HALVORSON: Well the interesting thing is Mine Site looks exactly like a still life, as does the actual mining site itself—strewn pieces of metal, residual components of machines scattered around concrete foundations. I went back and forth between calling this painting Desert Still Life and Mine Site. But no, I didn’t place any of these things here, they were there. They were found. But it looks like I put them there, it looks like a still life. And I liked that. I also liked thinking about how they might have gotten there. They were too heavy and awkward to have blown there. So someone must have put them there. But who, and why?
But Mine Site was not the painting I originally wanted to make. My intention was to paint this large machine, a diesel compressor, which probably provided power to operate the mining equipment. The first painting I’d started was thwarted when the easel was blown over. The wooden legs broke when it hit the ground. I’d replaced the problems of rain with those of wind. Instead I made Mine Site by half-erecting my easel in the back of my car, and reversing as close to the site as I could.
ART21: Has this experience affected or inspired any other work?
HALVORSON: So what ended up happening was six months later I went back to Death Valley to paint the compressor. I had to wait until October, when the summer’s heat dissipated. But when I returned with all my painting equipment and conviction for this object, it had disappeared! After what could have been seventy years of being there, it was gone. And this was probably a whole ton’s worth of steel. I’m pretty sure someone stole it to make money from the scrap, which is understandable in the context of that economy. But I couldn’t believe it because I’d come all the way back out to Death Valley. I’d flown into Las Vegas and rented a car and made my way to Tecopa, then drove eight miles south of town and a mile up into the mountains where I risked puncturing my tires… It was heartbreaking that it didn’t work out. I guess you win some, and you lose some.

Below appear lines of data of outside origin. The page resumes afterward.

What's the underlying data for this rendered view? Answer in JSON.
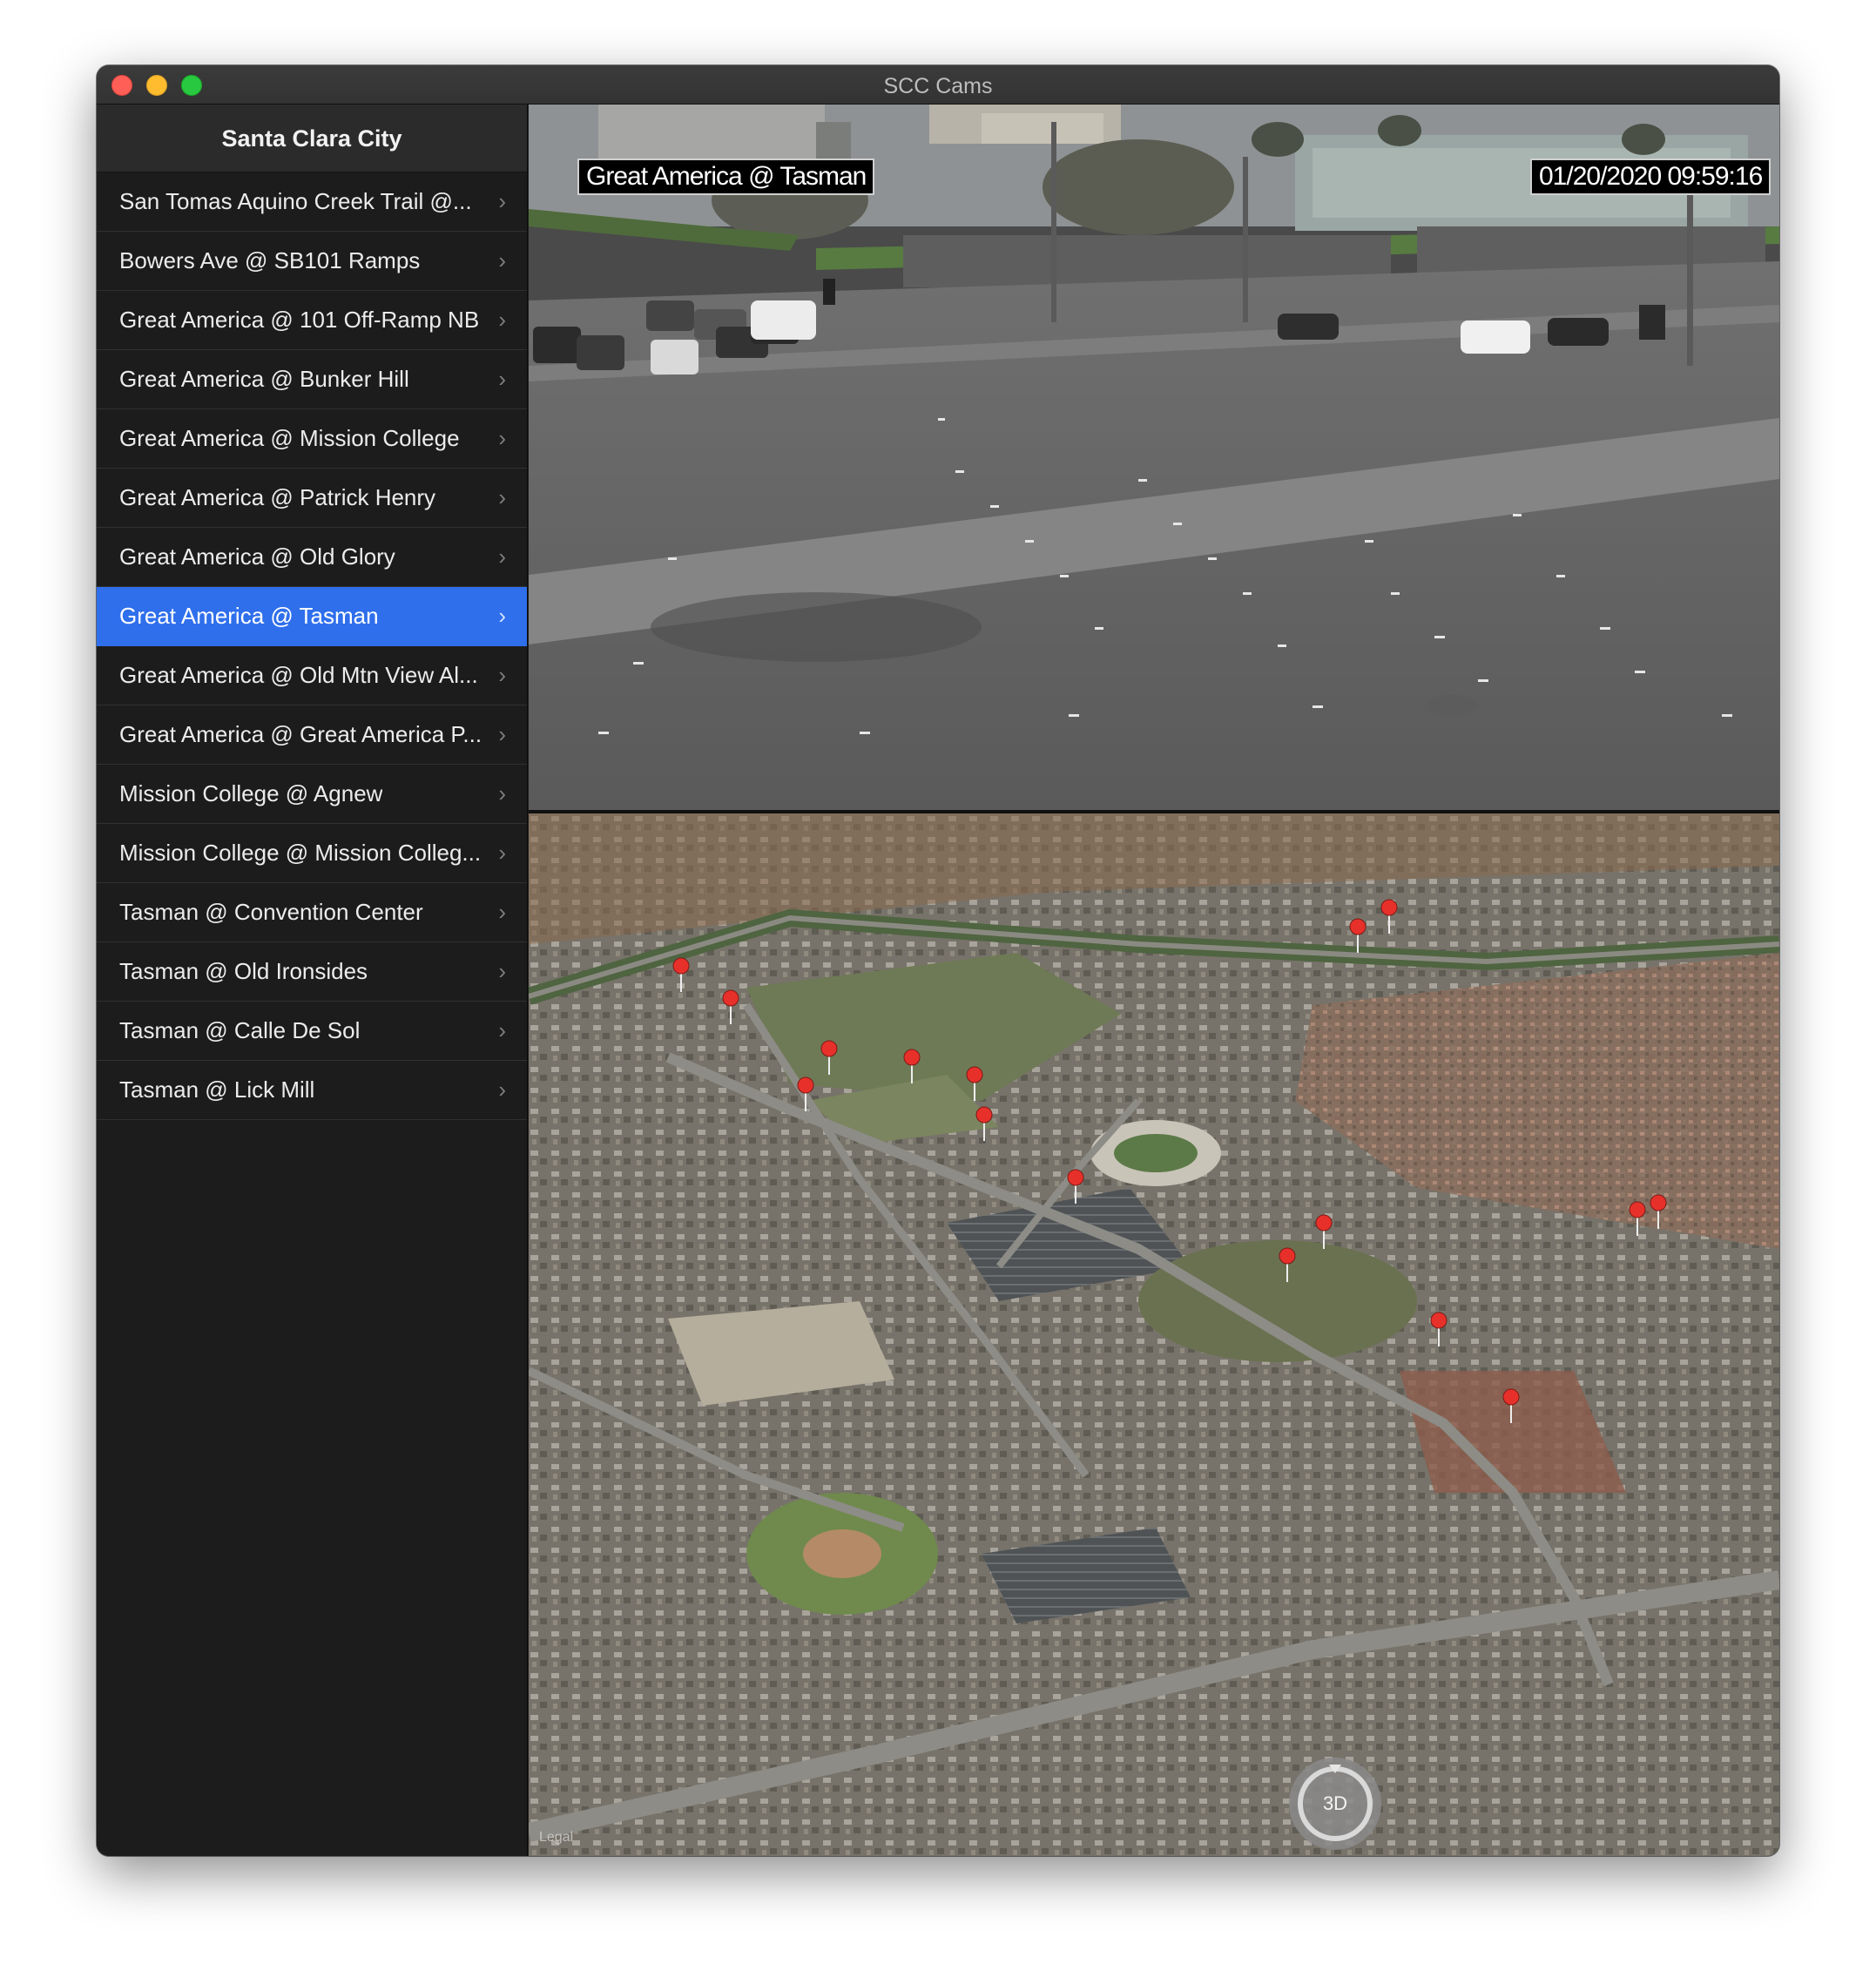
{
  "window": {
    "title": "SCC Cams"
  },
  "sidebar": {
    "title": "Santa Clara City",
    "items": [
      {
        "label": "San Tomas Aquino Creek Trail @..."
      },
      {
        "label": "Bowers Ave @ SB101 Ramps"
      },
      {
        "label": "Great America @ 101 Off-Ramp NB"
      },
      {
        "label": "Great America @ Bunker Hill"
      },
      {
        "label": "Great America @ Mission College"
      },
      {
        "label": "Great America @ Patrick Henry"
      },
      {
        "label": "Great America @ Old Glory"
      },
      {
        "label": "Great America @ Tasman",
        "selected": true
      },
      {
        "label": "Great America @ Old Mtn View Al..."
      },
      {
        "label": "Great America @ Great America P..."
      },
      {
        "label": "Mission College @ Agnew"
      },
      {
        "label": "Mission College @ Mission Colleg..."
      },
      {
        "label": "Tasman @ Convention Center"
      },
      {
        "label": "Tasman @ Old Ironsides"
      },
      {
        "label": "Tasman @ Calle De Sol"
      },
      {
        "label": "Tasman @ Lick Mill"
      }
    ]
  },
  "camera": {
    "location_label": "Great America @ Tasman",
    "timestamp": "01/20/2020  09:59:16"
  },
  "map": {
    "legal_label": "Legal",
    "mode_button": "3D",
    "pin_color": "#e8302a"
  },
  "colors": {
    "selection": "#2f6fec",
    "sidebar_bg": "#1c1c1c"
  }
}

The compressor was a great machine. It had been pushed over onto its side, thousands of dried maggots beneath it. It had a long face with a cylindrical “nose” that resembled Pinocchio’s. And on its rusted side someone had spray-painted the word, “Shame,” S-h-a-m-e. I hadn’t realized what that really meant until I returned six months later and it was no longer there. To me it was such a shame that it was gone and I had missed my opportunity to paint it. So in a way the word “Shame” anticipated my own disappointment. I thought I should have known it was going to disappear because of the word. Also because the “S” was slightly larger it looked like it was the machine’s name. And I kept thinking about that 1950’s Western, Shane, when the boy continually calls out, “Shane, where are you? Shane, come back!” And as I was driving up the rocky track up to the mining site, I thought just for a moment that it might not be there, like a premonition. And when I saw it wasn’t there I cried, and kept hearing my own voice calling out, “Shame where are you?” It was just so sad and I felt like I had let it down, like it was dying up there and I didn’t return in time. And I let myself down too. It was difficult.
I remember calling my father the next day and telling him what had happened. He suggested that the machine might have killed or hurt someone. These mines really are harrowing. You look right down a 45-degree tunnel of darkness into the earth. And these are huge machines without much safety protocol. So I could almost believe that. I hadn’t thought of that scenario until he mentioned it. And then I thought, maybe this machine does have blood on its hands, that there was some reason why I wasn’t meant to paint it afterall.